The FCC isn’t particularly alarmed by the prospect that for some TV watchers, shows like The Walking Dead, Better Call Saul and Killing Eve could be going away. On Monday, the FCC’s Media Bureau denied AMC’s request for a standstill order to preserve its current program carriage agreement with AT&T. As a result, upon the imminent expiration of the deal, AMC could go dark on AT&T platforms including DirecTV and AT&T TV Now. At the moment, that accounts for a quarter of AMC households.
The FCC’s Media Bureau has approved the sale of KLJB Davenport, Iowa; KMSS Shreveport, La.; and KPEJ Odessa, Texas, from Marshall Broadcasting to Mission Broadcasting, saying the sale — out of bankruptcy — is in the public interest.
Cable operators are telling the FCC that retrans regulations should apply to carriage negotiations that include ancillary “broadcast internet” services.
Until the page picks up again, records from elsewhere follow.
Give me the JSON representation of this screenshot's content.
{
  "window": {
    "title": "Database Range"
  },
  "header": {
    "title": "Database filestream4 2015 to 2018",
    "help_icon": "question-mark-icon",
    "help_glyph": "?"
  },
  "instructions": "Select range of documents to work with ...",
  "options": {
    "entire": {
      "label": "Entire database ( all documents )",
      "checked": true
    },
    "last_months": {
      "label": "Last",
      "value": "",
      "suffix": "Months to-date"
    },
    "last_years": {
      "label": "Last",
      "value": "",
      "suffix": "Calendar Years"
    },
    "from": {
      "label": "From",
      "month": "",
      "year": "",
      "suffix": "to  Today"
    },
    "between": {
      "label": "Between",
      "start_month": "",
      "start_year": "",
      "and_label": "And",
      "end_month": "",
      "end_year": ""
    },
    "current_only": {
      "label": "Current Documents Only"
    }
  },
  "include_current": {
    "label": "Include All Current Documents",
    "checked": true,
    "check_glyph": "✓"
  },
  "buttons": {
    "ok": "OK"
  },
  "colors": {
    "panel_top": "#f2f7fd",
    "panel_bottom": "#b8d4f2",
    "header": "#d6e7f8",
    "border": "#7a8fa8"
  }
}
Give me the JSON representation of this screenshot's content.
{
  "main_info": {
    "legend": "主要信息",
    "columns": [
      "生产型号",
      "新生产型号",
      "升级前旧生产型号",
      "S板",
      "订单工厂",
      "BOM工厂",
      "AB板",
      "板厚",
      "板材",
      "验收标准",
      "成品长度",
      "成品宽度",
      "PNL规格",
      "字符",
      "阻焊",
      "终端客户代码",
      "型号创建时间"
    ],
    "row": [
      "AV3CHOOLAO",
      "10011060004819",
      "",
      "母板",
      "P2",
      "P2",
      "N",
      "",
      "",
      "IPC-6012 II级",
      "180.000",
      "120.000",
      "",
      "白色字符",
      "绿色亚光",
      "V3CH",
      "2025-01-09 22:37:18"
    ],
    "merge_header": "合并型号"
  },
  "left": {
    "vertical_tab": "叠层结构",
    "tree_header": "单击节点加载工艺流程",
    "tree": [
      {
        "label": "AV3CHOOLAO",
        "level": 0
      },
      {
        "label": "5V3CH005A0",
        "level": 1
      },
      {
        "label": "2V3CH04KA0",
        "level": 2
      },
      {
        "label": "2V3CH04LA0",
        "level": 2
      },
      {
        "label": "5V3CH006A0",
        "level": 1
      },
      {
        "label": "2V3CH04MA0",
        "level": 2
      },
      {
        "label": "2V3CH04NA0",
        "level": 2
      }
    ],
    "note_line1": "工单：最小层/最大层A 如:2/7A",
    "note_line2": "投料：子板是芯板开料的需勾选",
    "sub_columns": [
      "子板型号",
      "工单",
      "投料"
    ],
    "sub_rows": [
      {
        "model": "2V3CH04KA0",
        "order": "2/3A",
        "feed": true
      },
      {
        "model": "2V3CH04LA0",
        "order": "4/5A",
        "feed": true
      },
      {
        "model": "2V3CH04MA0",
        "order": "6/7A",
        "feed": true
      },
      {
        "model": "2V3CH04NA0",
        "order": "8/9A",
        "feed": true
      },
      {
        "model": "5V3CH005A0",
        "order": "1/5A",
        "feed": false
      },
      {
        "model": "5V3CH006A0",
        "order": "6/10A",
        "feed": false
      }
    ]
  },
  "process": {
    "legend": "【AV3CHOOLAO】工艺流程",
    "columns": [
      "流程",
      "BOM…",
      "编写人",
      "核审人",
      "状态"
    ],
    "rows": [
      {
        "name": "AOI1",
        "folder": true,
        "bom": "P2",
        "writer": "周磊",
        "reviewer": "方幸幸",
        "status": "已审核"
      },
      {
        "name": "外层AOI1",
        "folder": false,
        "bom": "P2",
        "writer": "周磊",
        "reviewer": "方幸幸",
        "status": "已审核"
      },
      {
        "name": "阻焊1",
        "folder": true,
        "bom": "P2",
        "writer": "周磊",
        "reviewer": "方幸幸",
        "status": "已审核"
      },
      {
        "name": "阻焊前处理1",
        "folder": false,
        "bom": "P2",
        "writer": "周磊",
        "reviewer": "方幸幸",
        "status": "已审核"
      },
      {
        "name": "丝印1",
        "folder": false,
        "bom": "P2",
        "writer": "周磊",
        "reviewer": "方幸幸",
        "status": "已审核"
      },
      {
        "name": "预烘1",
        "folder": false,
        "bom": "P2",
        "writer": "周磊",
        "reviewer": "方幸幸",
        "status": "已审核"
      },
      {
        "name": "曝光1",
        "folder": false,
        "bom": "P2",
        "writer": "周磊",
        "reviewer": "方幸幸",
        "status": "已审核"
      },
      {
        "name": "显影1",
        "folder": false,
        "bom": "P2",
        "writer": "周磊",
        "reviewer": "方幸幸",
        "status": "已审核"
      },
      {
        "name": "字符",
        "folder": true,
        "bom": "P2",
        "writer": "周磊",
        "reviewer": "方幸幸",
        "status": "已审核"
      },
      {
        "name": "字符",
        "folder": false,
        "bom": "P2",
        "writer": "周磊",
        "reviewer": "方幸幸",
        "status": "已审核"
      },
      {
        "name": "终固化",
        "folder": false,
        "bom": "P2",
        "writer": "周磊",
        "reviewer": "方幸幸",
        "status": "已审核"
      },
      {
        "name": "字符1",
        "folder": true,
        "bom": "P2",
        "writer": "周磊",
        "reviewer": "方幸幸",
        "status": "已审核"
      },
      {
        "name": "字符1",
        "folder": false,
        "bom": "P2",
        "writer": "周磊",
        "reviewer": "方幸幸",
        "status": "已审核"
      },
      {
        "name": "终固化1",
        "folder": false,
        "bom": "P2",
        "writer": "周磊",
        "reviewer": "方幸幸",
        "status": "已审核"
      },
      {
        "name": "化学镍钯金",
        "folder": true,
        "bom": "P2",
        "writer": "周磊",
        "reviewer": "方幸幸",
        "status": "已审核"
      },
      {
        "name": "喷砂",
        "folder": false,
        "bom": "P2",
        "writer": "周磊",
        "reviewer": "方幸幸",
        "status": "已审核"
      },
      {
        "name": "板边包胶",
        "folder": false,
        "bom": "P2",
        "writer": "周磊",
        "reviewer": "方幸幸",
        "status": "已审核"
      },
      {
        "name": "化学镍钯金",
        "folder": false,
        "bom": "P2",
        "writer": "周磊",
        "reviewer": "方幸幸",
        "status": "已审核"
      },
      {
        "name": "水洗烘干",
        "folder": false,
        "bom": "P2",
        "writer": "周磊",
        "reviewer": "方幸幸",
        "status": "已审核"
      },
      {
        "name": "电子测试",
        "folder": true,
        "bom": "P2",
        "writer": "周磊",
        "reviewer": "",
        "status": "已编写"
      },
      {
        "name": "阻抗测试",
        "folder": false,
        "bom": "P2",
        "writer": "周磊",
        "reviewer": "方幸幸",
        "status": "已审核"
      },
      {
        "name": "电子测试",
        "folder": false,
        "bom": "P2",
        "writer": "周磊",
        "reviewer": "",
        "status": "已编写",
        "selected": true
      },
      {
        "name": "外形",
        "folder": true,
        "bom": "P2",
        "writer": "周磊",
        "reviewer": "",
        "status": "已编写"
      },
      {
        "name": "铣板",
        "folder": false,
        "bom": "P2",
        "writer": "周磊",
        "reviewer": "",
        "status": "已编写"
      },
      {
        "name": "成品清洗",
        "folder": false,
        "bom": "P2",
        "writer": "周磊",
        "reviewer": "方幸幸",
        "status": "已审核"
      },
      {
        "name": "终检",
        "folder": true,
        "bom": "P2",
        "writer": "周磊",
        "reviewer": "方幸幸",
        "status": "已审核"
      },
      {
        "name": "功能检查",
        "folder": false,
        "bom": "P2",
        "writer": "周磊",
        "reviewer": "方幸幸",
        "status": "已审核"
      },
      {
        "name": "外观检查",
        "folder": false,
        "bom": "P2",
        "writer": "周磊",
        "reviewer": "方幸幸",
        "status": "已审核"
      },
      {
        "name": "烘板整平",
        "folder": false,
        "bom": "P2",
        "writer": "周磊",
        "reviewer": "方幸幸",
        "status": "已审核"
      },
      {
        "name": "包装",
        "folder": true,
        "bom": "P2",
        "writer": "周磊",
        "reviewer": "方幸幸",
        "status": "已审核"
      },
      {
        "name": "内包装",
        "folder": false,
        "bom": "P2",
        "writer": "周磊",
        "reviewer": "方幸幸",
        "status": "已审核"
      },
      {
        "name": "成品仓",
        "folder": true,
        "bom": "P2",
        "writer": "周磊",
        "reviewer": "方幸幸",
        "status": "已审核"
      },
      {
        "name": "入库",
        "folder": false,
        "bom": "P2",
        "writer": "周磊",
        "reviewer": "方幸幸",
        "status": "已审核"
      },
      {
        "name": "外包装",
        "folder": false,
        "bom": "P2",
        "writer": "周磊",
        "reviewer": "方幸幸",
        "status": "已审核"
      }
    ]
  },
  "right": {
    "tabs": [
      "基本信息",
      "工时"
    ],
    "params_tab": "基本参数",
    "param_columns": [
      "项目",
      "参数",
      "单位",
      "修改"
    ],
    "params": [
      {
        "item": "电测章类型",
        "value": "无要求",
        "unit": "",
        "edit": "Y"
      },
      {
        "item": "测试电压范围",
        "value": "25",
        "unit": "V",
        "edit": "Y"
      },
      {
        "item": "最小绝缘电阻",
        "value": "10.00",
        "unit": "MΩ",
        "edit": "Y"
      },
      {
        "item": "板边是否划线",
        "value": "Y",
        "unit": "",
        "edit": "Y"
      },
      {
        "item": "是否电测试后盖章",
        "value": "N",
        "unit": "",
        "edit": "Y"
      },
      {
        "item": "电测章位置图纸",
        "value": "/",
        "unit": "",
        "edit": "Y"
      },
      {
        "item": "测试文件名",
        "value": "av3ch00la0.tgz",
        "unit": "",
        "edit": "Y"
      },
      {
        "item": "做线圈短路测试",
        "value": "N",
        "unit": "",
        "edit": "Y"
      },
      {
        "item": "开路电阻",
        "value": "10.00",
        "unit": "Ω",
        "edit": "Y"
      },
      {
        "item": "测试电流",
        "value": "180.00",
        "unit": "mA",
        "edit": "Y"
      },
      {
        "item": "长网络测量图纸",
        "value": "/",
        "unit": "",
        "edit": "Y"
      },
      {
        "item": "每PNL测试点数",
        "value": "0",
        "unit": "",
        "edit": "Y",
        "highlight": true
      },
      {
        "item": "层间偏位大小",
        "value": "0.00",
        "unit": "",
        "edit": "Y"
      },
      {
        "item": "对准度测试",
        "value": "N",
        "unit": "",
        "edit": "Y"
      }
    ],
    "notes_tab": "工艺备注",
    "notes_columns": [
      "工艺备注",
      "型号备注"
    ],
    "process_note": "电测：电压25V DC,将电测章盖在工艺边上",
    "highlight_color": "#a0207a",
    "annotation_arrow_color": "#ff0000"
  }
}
That came in comments by NCTA-The Internet & Television Association on the FCC’s inquiry into what, if any, rules need to be changed to accommodate broadcaster’s potential new multichannel services using the ATSC 3.0 transmission standard.
FCC Chairman Ajit Pai has told a member of the House that the agency is generally not in the business of dictating what viewers can and can’t see. Pai was responding to a letter from Rep. Nydia Velázquez (D-N.Y.), who was concerned about a TV show, La Comay, airing on Mega TV in Puerto Rico and containing what she called “a pattern of xenophobic and racist remarks.”
The FCC has extended the deadline for C-Band earth station licensees to submit their lump sum election notices from Aug. 31 until Sept. 14..
The American Television Alliance wants the FCC to require broadcasters using the new ATSC 3.0 broadcast transmission standard to deliver an HD version of their primary broadcast signal before using any of its spectrum for ancillary or supplementary services. That came in comments to the FCC as it decides on the framework for “Promoting Broadcast Internet Innovation Through ATSC 3.0.”
With the lowest unit charge window for the November elections going into effect on Sept. 4, just two and a half weeks from now, we thought that it was a good idea to review the basic FCC rules and policies affecting those charges.
Carolyn Roddy, a senior adviser at the National Telecommunications & Information Administration, and Hill staffer Crystal Tully, are two names that have emerged as potential Republican FCC nominees to replace Michael O’Rielly, whose nomination was abruptly withdrawn by President Trump.
About this time each year, as hurricane season ramps up, the FCC issues a notice reminding television broadcasters and other video providers of their obligations to make accessible emergency information to all of the populations which may be using their services – especially if parts of the audience cannot see or hear the emergency information that the service is transmitting. The FCC this week released that notice for this year, with a couple of new wrinkles.
Broadcasters are ramping up the pressure, and the rhetoric, in their attempt to get the FCC to hold off on increasing the regulatory fees it charges TV and radio stations, especially during a pandemic that has done a number on revenue.